Violet Blue from ZDnet put out a very strongly worded opinion piece blaming Google's Sergey Brin about the woes of the world. She says that in 2011, Brin was telling all of us that Google+ was the future of Google. But just earlier this week, Brin confessed that his involvement in anything tangentially related to social media was a mistake to begin with. She goes on about how Google sees the users as a "little more than webs of flesh spun over packages of salable data."
Leo says that a security guru would say that under no circumstances should he use a public Wi-Fi network unless all traffic on that network is encrypted, and the best way to do that is with a VPN. It encrypts all the traffic coming from a phone or computer all the way to a VPN server, which could be something he runs in his home, or a provider runs for him. At some point, everything he does is on the public internet, but at least his traffic wouldn't be broadcast to the entire coffee shop.
It's probably not a good idea to use Whisper or Secret to reveal secrets about your company, or as a platform for whistleblowing. An article in Wired this weekend says that if you read the privacy policies, all of these apps say they will reveal all identifying information if subpoenaed.

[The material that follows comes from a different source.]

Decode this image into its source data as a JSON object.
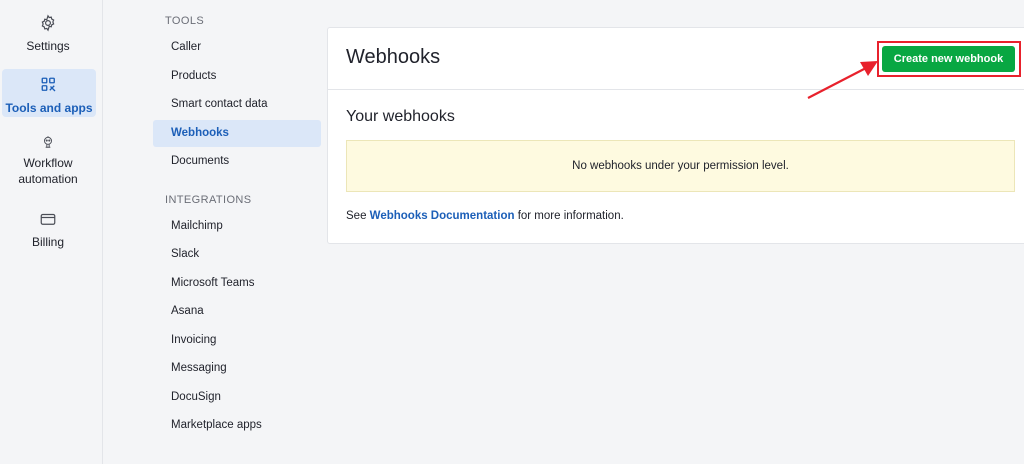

Whistleblowers Beware: Apps Like Whisper and Secret Will Rat You Out (Wired)…
After the story about Target discovering a woman was pregnant and made the information public, a college professor decided to try and hide her pregnancy from "big data" to keep it private. She did everything she could to be private, including routing her online traffic through Tor (an anonymity network), using an alternate Amazon account, and having items shipped to an alternate location. She also quit using Google in favor of the Duck Duck Go.
The latest version of Gmail's iOS app will not only support background app refresh, but also will provide for sign in across all Google apps. This means that once a user signs into gmail, he or she is automatically signed into all Google apps. This also works for signing out. This is leaving users up in arms over the fact that Google is even more intrusive in their daily mobile lives. Users are also complaining that the app refresh will eat up more battery power. In Europe, countries are investigating Google over privacy issues as a result.

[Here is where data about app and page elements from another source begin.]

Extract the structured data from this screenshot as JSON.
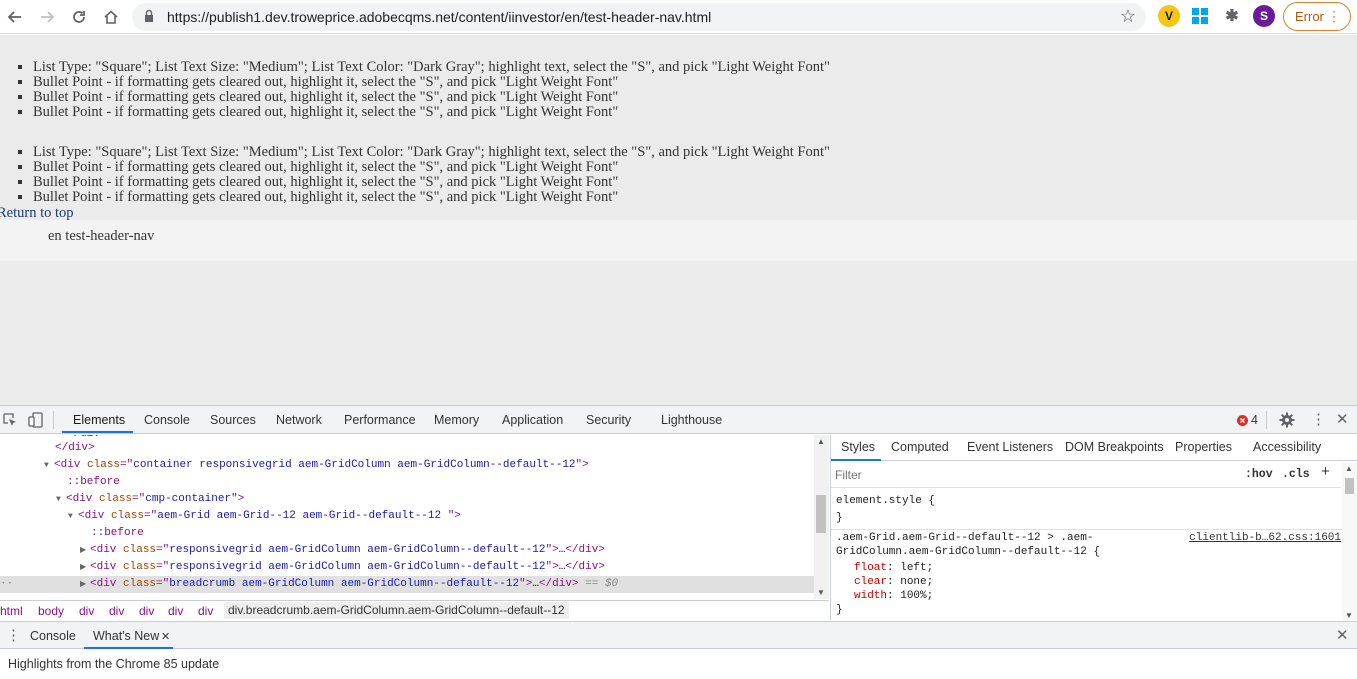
{
  "browser": {
    "url": "https://publish1.dev.troweprice.adobecqms.net/content/iinvestor/en/test-header-nav.html",
    "profile_initial": "S",
    "error_label": "Error"
  },
  "page": {
    "list1": [
      "List Type: \"Square\"; List Text Size: \"Medium\"; List Text Color: \"Dark Gray\"; highlight text, select the \"S\", and pick \"Light Weight Font\"",
      "Bullet Point - if formatting gets cleared out, highlight it, select the \"S\", and pick \"Light Weight Font\"",
      "Bullet Point - if formatting gets cleared out, highlight it, select the \"S\", and pick \"Light Weight Font\"",
      "Bullet Point - if formatting gets cleared out, highlight it, select the \"S\", and pick \"Light Weight Font\""
    ],
    "list2": [
      "List Type: \"Square\"; List Text Size: \"Medium\"; List Text Color: \"Dark Gray\"; highlight text, select the \"S\", and pick \"Light Weight Font\"",
      "Bullet Point - if formatting gets cleared out, highlight it, select the \"S\", and pick \"Light Weight Font\"",
      "Bullet Point - if formatting gets cleared out, highlight it, select the \"S\", and pick \"Light Weight Font\"",
      "Bullet Point - if formatting gets cleared out, highlight it, select the \"S\", and pick \"Light Weight Font\""
    ],
    "return_to_top": "Return to top",
    "breadcrumb_text": "en test-header-nav"
  },
  "devtools": {
    "tabs": [
      "Elements",
      "Console",
      "Sources",
      "Network",
      "Performance",
      "Memory",
      "Application",
      "Security",
      "Lighthouse"
    ],
    "error_count": "4",
    "dom": {
      "l0": "</div>",
      "l1_class": "container responsivegrid aem-GridColumn aem-GridColumn--default--12",
      "l2": "::before",
      "l3_class": "cmp-container",
      "l4_class": "aem-Grid aem-Grid--12 aem-Grid--default--12 ",
      "l5": "::before",
      "l6_class": "responsivegrid aem-GridColumn aem-GridColumn--default--12",
      "l7_class": "responsivegrid aem-GridColumn aem-GridColumn--default--12",
      "l8_class": "breadcrumb aem-GridColumn aem-GridColumn--default--12",
      "l8_suffix": "== $0",
      "tag_div": "div",
      "attr_class": "class",
      "ellipsis": "…"
    },
    "crumbs": [
      "html",
      "body",
      "div",
      "div",
      "div",
      "div",
      "div"
    ],
    "crumb_current": "div.breadcrumb.aem-GridColumn.aem-GridColumn--default--12",
    "styles_tabs": [
      "Styles",
      "Computed",
      "Event Listeners",
      "DOM Breakpoints",
      "Properties",
      "Accessibility"
    ],
    "filter_placeholder": "Filter",
    "filter_hov": ":hov",
    "filter_cls": ".cls",
    "filter_add": "+",
    "rule1_selector": "element.style {",
    "rule_close": "}",
    "rule2_selector_a": ".aem-Grid.aem-Grid--default--12 > .aem-",
    "rule2_selector_b": "GridColumn.aem-GridColumn--default--12 {",
    "rule2_source": "clientlib-b…62.css:1601",
    "rule2_props": [
      {
        "name": "float",
        "value": "left;"
      },
      {
        "name": "clear",
        "value": "none;"
      },
      {
        "name": "width",
        "value": "100%;"
      }
    ],
    "drawer_tabs": [
      "Console",
      "What's New"
    ],
    "drawer_message": "Highlights from the Chrome 85 update"
  },
  "colors": {
    "accent": "#1a73e8",
    "page_bg": "#ebebeb",
    "error_chip": "#d9822b",
    "profile": "#6a1b9a"
  }
}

This week, privacy advocates were up in arms over the story that Microsoft had read the personal Hotmail of an employee they suspected was stealing company secrets. The argument was that that Hotmail is a free service that Microsoft owns and since the employee knows that, they had the right to read his email to see what he was up to. Microsoft has promised to go through more mainstream legal channels before doing it again.
Neil got the Motorola Moto X and he loves it. Leo says that from a functional point of view, it's a great phone. The voice controls are great. Neil says that the Google Now's capability of always listening freaks him out, though. Leo says that there's no worry about that. It's very passive. It's not sending what he's saying up to the server, that would be crazy. It just listens for him to say "OK Google Now." When it gets that, it knows to wake up.